How to complete this task
Note how many lines of the material that follows include the string "more", and state only that number.

Supplied data
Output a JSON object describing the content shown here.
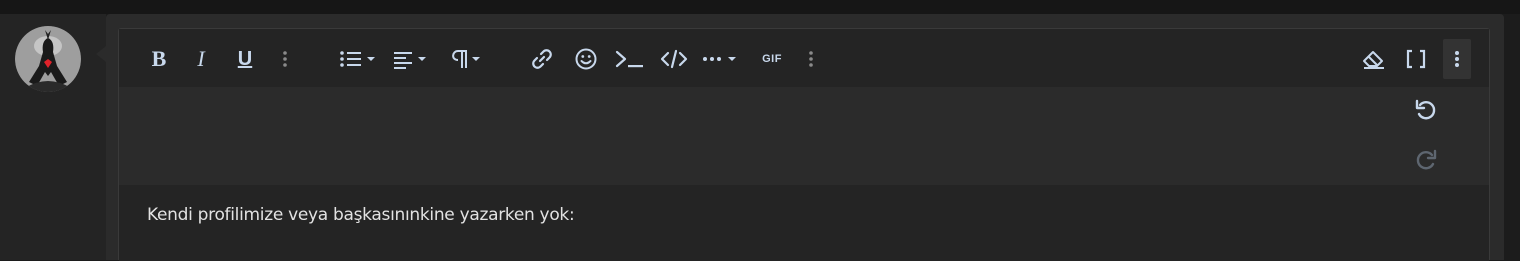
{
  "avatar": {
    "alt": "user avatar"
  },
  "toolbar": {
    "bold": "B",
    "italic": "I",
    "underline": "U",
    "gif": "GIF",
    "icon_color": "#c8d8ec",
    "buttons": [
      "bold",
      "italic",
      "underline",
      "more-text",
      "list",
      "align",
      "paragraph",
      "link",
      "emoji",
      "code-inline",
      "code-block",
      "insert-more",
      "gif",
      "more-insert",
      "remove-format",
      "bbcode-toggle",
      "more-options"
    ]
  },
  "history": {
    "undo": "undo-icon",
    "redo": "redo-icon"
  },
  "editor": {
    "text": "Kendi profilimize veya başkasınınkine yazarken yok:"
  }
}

Solution to the exercise
4